Source
http://dx.doi.org/10.1016/S0300-9572(11)70148-4DOI Listing
December 2011

Reassessment Campaign on Veterinary Resuscitation (RECOVER).

J Vet Emerg Crit Care (San Antonio) 2011 Jun;21(3):186

View Article and Find Full Text PDF

Download full-text PDF

Source
http://dx.doi.org/10.1111/j.1476-4431.2011.00645.xDOI Listing
June 2011

The clinical practice of CPCR in small animals: an internet-based survey.

J Vet Emerg Crit Care (San Antonio) 2010 Dec 28;20(6):558-70. Epub 2010 Sep 28.

Department of Clinical Studies, School of Veterinary Medicine, University ofPennsylvania, Philadelphia, PA 19104, USA.

Objective: To characterize the provision of CPCR by small animal veterinarians in clinical practice and to assess how this practice varies among different levels of expertise.

Design: Internet-based survey.

Setting: Academia, referral practice, and general practice.

Subjects: Six hundred and two small animal veterinarians in clinical practice. Respondents were grouped a priori according to level of expertise: board-certified (ACVECC, ACVA, ECVAA) specialists; general practitioners in emergency clinics; general practitioners in general practice (GPG).

Interventions: Email invitations to the online questionnaire were disseminated via a veterinary internet platform and mailing list server discussion groups. Questions explored respondent characteristics, CPCR preparedness, infrastructural and personnel resources, and techniques of basic and advanced life support.
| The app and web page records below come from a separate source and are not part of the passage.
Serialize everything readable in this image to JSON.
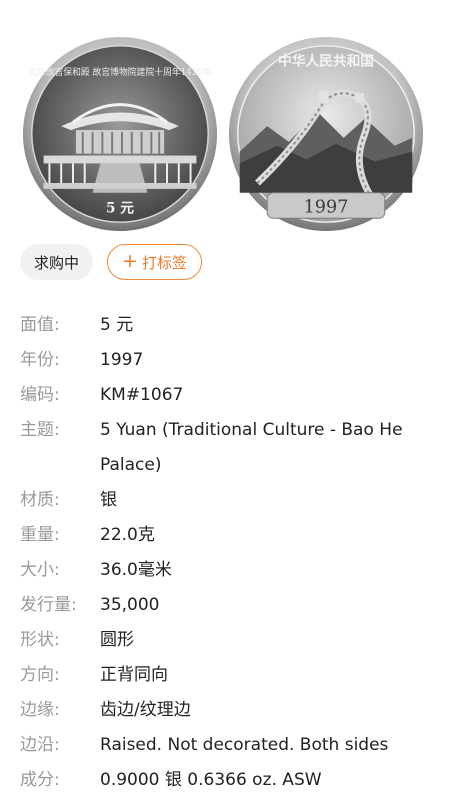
{
  "coins": {
    "obverse": {
      "inscription": "北京故宫保和殿 故宫博物院建院十周年1420年",
      "denomination": "5 元"
    },
    "reverse": {
      "inscription": "中华人民共和国",
      "year": "1997"
    }
  },
  "tags": {
    "status": "求购中",
    "add_tag_label": "打标签",
    "add_tag_icon": "plus-icon"
  },
  "attributes": [
    {
      "label": "面值:",
      "value": "5 元"
    },
    {
      "label": "年份:",
      "value": "1997"
    },
    {
      "label": "编码:",
      "value": "KM#1067"
    },
    {
      "label": "主题:",
      "value": "5 Yuan (Traditional Culture - Bao He Palace)"
    },
    {
      "label": "材质:",
      "value": "银"
    },
    {
      "label": "重量:",
      "value": "22.0克"
    },
    {
      "label": "大小:",
      "value": "36.0毫米"
    },
    {
      "label": "发行量:",
      "value": "35,000"
    },
    {
      "label": "形状:",
      "value": "圆形"
    },
    {
      "label": "方向:",
      "value": "正背同向"
    },
    {
      "label": "边缘:",
      "value": "齿边/纹理边"
    },
    {
      "label": "边沿:",
      "value": "Raised. Not decorated. Both sides"
    },
    {
      "label": "成分:",
      "value": "0.9000 银 0.6366 oz. ASW"
    }
  ],
  "colors": {
    "accent": "#ef7a2c",
    "label_gray": "#9a9a9a",
    "chip_bg": "#f1f1f1"
  }
}
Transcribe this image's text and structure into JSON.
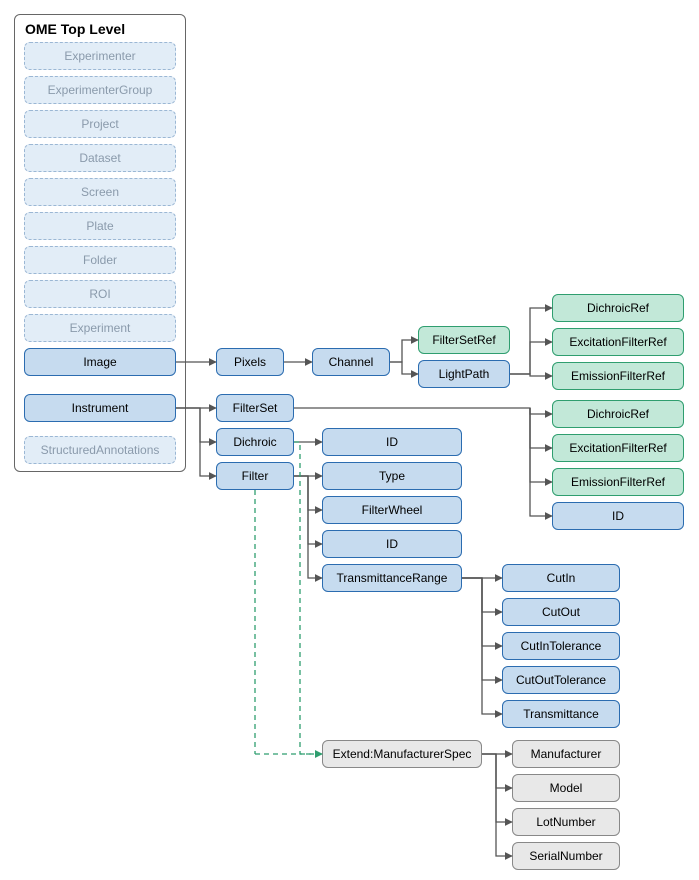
{
  "container_title": "OME Top Level",
  "top_level": {
    "experimenter": "Experimenter",
    "experimenter_group": "ExperimenterGroup",
    "project": "Project",
    "dataset": "Dataset",
    "screen": "Screen",
    "plate": "Plate",
    "folder": "Folder",
    "roi": "ROI",
    "experiment": "Experiment",
    "image": "Image",
    "instrument": "Instrument",
    "structured_annotations": "StructuredAnnotations"
  },
  "mid": {
    "pixels": "Pixels",
    "channel": "Channel",
    "filterset_ref": "FilterSetRef",
    "lightpath": "LightPath",
    "lightpath_children": {
      "dichroic_ref": "DichroicRef",
      "excitation_filter_ref": "ExcitationFilterRef",
      "emission_filter_ref": "EmissionFilterRef"
    },
    "filterset": "FilterSet",
    "filterset_children": {
      "dichroic_ref": "DichroicRef",
      "excitation_filter_ref": "ExcitationFilterRef",
      "emission_filter_ref": "EmissionFilterRef",
      "id": "ID"
    },
    "dichroic": "Dichroic",
    "dichroic_id": "ID",
    "filter": "Filter",
    "filter_children": {
      "type": "Type",
      "filterwheel": "FilterWheel",
      "id": "ID",
      "transmittance_range": "TransmittanceRange"
    },
    "transmittance_children": {
      "cutin": "CutIn",
      "cutout": "CutOut",
      "cutin_tolerance": "CutInTolerance",
      "cutout_tolerance": "CutOutTolerance",
      "transmittance": "Transmittance"
    },
    "extend_mfr": "Extend:ManufacturerSpec",
    "mfr_children": {
      "manufacturer": "Manufacturer",
      "model": "Model",
      "lot_number": "LotNumber",
      "serial_number": "SerialNumber"
    }
  }
}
Main Results: In this group of practitioners, the majority (65%) were in general practice. GPG were more likely to perform CPCR <5 times per year and to have 3 or fewer members on their resuscitation team. Most practitioners have a crash cart and drug-dosing chart available. GPG were less likely to obtain resuscitation codes on their patients, and less likely to use end-tidal carbon dioxide monitoring or defibrillation. Intubation, oxygen supplementation, vascular access, and external thoracic compressions were widely used, however, GPG were more likely to use lower chest compression rates. Drugs used for CPCR differed among the groups with GPG more likely to use doxapram and glucocorticoids.

Conclusions: CPCR is heterogeneously performed in small animal veterinary medicine; differences exist, both among and within different types of veterinarians with varying levels of expertise, in respect to available infrastructure, personnel and CPCR techniques used.
View Article and Find Full Text PDF

Download full-text PDF

Source
http://dx.doi.org/10.1111/j.1476-4431.2010.00571.xDOI Listing
December 2010

Celebrating the 50th anniversary of cardiopulmonary resuscitation: from animals to humans…and back?

Authors:
Manuel Boller

J Vet Emerg Crit Care (San Antonio) 2010 Dec 22;20(6):553-7. Epub 2010 Oct 22.

View Article and Find Full Text PDF

Download full-text PDF

Source
http://dx.doi.org/10.1111/j.1476-4431.2010.00593.xDOI Listing
December 2010
-->